Cirripedes, Or Cirrkopoda (Lat. cirrus, curly, and pes, a foot), a group of articulated animals, long regarded as belonging to the mollusca, but really to the class of crustaceans, and to the order of entomostracans. The barnacles and acorn shells formerly described among the multivalves are included in this class. Their bodies are soft and protected by the shelly covering secreted from their surface. But the anatomical structure of the cirripedes (of the nervous system particularly) connects them with the articulata, and so also their development from the egg and subsequent transformation. (See Barnacle.) A peculiar feature is the prolongation of the body and its division into several branches, each of which is furnished with a pair of curled arms filled with cilia or hair-like filaments resembling feathers, and which are constantly moving in the water for the purpose of collecting food. The class is divided into two principal groups, the pedunculated and the sessile; the former, like anati-fa, having a long peduncle, or footstalk, by which the animal fastens itself to rocks or wood; and the latter, like the barnacle, being deficient in this, the shell consequently lying close to the substance to which the animal adheres.

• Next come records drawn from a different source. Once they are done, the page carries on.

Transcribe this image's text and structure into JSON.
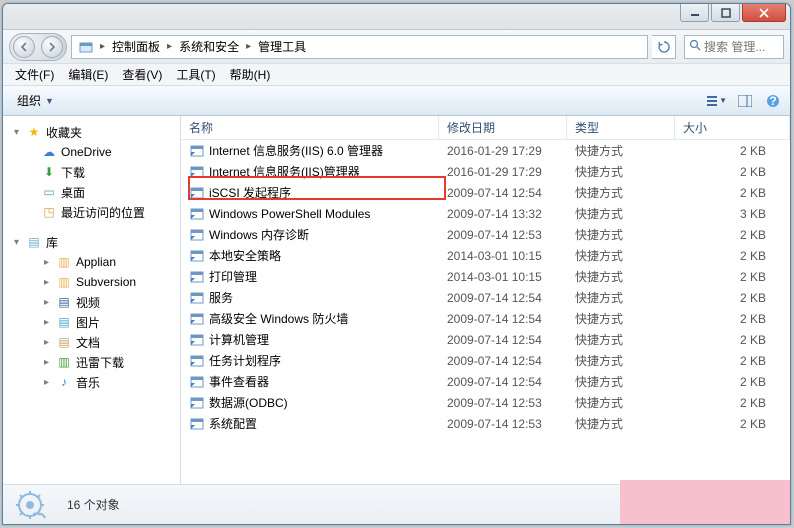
{
  "breadcrumb": {
    "icon": "▸",
    "seg0": "控制面板",
    "seg1": "系统和安全",
    "seg2": "管理工具"
  },
  "search": {
    "placeholder": "搜索 管理..."
  },
  "menu": {
    "file": "文件(F)",
    "edit": "编辑(E)",
    "view": "查看(V)",
    "tools": "工具(T)",
    "help": "帮助(H)"
  },
  "cmd": {
    "organize": "组织"
  },
  "columns": {
    "name": "名称",
    "date": "修改日期",
    "type": "类型",
    "size": "大小"
  },
  "nav": {
    "favorites": "收藏夹",
    "onedrive": "OneDrive",
    "downloads": "下载",
    "desktop": "桌面",
    "recent": "最近访问的位置",
    "libraries": "库",
    "applian": "Applian",
    "subversion": "Subversion",
    "videos": "视频",
    "pictures": "图片",
    "documents": "文档",
    "thunder": "迅雷下载",
    "music": "音乐"
  },
  "items": [
    {
      "name": "Internet 信息服务(IIS) 6.0 管理器",
      "date": "2016-01-29 17:29",
      "type": "快捷方式",
      "size": "2 KB"
    },
    {
      "name": "Internet 信息服务(IIS)管理器",
      "date": "2016-01-29 17:29",
      "type": "快捷方式",
      "size": "2 KB"
    },
    {
      "name": "iSCSI 发起程序",
      "date": "2009-07-14 12:54",
      "type": "快捷方式",
      "size": "2 KB"
    },
    {
      "name": "Windows PowerShell Modules",
      "date": "2009-07-14 13:32",
      "type": "快捷方式",
      "size": "3 KB"
    },
    {
      "name": "Windows 内存诊断",
      "date": "2009-07-14 12:53",
      "type": "快捷方式",
      "size": "2 KB"
    },
    {
      "name": "本地安全策略",
      "date": "2014-03-01 10:15",
      "type": "快捷方式",
      "size": "2 KB"
    },
    {
      "name": "打印管理",
      "date": "2014-03-01 10:15",
      "type": "快捷方式",
      "size": "2 KB"
    },
    {
      "name": "服务",
      "date": "2009-07-14 12:54",
      "type": "快捷方式",
      "size": "2 KB"
    },
    {
      "name": "高级安全 Windows 防火墙",
      "date": "2009-07-14 12:54",
      "type": "快捷方式",
      "size": "2 KB"
    },
    {
      "name": "计算机管理",
      "date": "2009-07-14 12:54",
      "type": "快捷方式",
      "size": "2 KB"
    },
    {
      "name": "任务计划程序",
      "date": "2009-07-14 12:54",
      "type": "快捷方式",
      "size": "2 KB"
    },
    {
      "name": "事件查看器",
      "date": "2009-07-14 12:54",
      "type": "快捷方式",
      "size": "2 KB"
    },
    {
      "name": "数据源(ODBC)",
      "date": "2009-07-14 12:53",
      "type": "快捷方式",
      "size": "2 KB"
    },
    {
      "name": "系统配置",
      "date": "2009-07-14 12:53",
      "type": "快捷方式",
      "size": "2 KB"
    }
  ],
  "status": {
    "count": "16 个对象"
  }
}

Several genera of each group are described, all marine.
Specimens of the Group of Cirripcdes. 1 and 2. Coronula diadema (sessile). 8. Conchoderma aurita (pedunculated).